Liz Taberner, the previous manager, talked enthusiastically about the impact of the garden development. Children and staff want to be outside, free-flow is much easier now and children’s independence has grown significantly. The garden is always changing with the seasons and children’s interests. It is easier now to cover all aspects of the Characteristics of Effective Learning and the EYFS without needing lots of resources. There is more variety of play with children having more time for deeper play to develop. Liz also feels the garden is a big selling point when parents come to look around.

There have been many benefits for the children –Liz says that taking away walls allows freedom. Language has been enriched as children who are quiet inside (for example reluctant talkers or children with English as an additional language) will talk more readily outside. The garden has also enhanced the experiences of children with SEN and complex needs. Children have developed new fascinations with watching bugs and seeing wood pigeons making nests in the trees. They have been able to set themselves challenges and to manage risk safely, for example going down the slope on bikes.

The team have enjoyed seeing the children become more aware of nature and small creatures. They have been able to have more open conversations amongst themselves and with supply staff about safe risk. Keeping the mature trees has allowed exploration in a different way. Another big bonus is the big windows which, even when the children are inside, bring the garden in.

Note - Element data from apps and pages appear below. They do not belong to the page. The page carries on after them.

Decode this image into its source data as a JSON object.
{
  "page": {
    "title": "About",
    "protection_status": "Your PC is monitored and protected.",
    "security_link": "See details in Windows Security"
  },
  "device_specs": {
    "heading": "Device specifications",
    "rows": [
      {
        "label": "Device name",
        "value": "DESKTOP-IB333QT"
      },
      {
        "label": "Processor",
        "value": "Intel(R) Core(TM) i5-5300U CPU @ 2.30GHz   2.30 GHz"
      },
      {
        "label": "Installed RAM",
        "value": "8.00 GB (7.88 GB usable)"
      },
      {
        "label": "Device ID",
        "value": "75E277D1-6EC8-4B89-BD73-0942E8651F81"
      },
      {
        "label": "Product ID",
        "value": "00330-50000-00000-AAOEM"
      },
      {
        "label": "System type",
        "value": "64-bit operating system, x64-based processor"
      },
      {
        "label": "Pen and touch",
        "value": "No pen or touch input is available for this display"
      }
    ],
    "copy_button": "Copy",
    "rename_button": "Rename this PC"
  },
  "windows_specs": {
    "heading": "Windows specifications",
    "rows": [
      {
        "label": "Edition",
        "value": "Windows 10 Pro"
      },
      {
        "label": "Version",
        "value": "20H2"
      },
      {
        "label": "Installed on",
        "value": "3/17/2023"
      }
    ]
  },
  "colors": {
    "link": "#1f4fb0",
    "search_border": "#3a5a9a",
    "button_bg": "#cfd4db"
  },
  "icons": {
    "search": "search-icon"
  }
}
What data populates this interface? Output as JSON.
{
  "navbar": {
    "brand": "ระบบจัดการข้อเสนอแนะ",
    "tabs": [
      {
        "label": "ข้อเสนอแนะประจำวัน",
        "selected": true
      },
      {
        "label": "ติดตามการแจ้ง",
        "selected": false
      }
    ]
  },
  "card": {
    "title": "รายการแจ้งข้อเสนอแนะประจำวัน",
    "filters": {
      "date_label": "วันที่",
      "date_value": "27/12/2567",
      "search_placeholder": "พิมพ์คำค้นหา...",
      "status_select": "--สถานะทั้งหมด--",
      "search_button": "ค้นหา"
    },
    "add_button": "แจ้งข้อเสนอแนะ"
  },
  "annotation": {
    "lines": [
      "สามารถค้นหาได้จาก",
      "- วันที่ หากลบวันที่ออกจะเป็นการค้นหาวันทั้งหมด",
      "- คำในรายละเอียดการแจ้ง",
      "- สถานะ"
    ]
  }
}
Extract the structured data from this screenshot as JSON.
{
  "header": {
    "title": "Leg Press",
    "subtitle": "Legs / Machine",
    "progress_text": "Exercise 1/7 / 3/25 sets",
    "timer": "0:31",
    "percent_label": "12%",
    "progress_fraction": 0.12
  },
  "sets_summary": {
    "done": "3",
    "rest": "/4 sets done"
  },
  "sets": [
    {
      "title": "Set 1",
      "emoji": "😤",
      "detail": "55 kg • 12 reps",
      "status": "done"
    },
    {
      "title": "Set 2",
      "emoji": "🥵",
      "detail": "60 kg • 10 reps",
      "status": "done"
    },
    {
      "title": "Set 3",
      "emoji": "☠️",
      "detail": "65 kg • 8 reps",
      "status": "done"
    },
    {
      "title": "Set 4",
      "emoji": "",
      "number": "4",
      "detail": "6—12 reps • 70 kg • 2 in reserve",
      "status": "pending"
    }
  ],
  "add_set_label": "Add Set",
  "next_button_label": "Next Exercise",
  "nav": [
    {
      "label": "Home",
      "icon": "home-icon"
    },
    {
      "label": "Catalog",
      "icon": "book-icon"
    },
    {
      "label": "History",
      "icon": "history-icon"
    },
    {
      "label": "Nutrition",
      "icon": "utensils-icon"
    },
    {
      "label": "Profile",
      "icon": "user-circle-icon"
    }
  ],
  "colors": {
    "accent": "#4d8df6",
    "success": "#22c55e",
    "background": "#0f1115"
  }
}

The parents thought the development was amazing, many simply said ‘Wow’.  One parent said “I am really glad to find somewhere with a big space. My children really enjoyed the garden”


During my visit there were many different things going on in the garden. I saw children climbing and challenging themselves to walk across the beam; others were making sandcastles while one boy was riding his bike down the slope with great care and attention. One of the key features to the success of the garden is the large shed where all resources are stored and labelled, enabling staff and children to access and return them to the correct space. This has really enhanced children’s growing independence. This was one of the setting’s Bristol Standard targets and one that the manager Liz felt was the most important part of the development.

There is a lot to be interested in outside with planting at the front of the garden, the mature trees create pathways in one corner of the garden and the big surprise when walking through is to find a wonderful mud kitchen in a secluded spot. A willow tunnel adds further interest to the pathways and there are a variety of surfaces for the children to walk on as well as an expanse of grass. The climbing area has a barked surface so the children have a range of textures to experience.

As I left the garden a practitioner was blowing bubbles for some children to catch and a group of children had just been into the shed and brought out a selection of loose parts to use for their latest construction.

The final word goes to the children who say they enjoy games that are introduced by the practitioners. They like going out in all weathers and making puddles, holes, soup, pies and potions!

Thank you to the team at Lantern for providing the lovely photos for this story.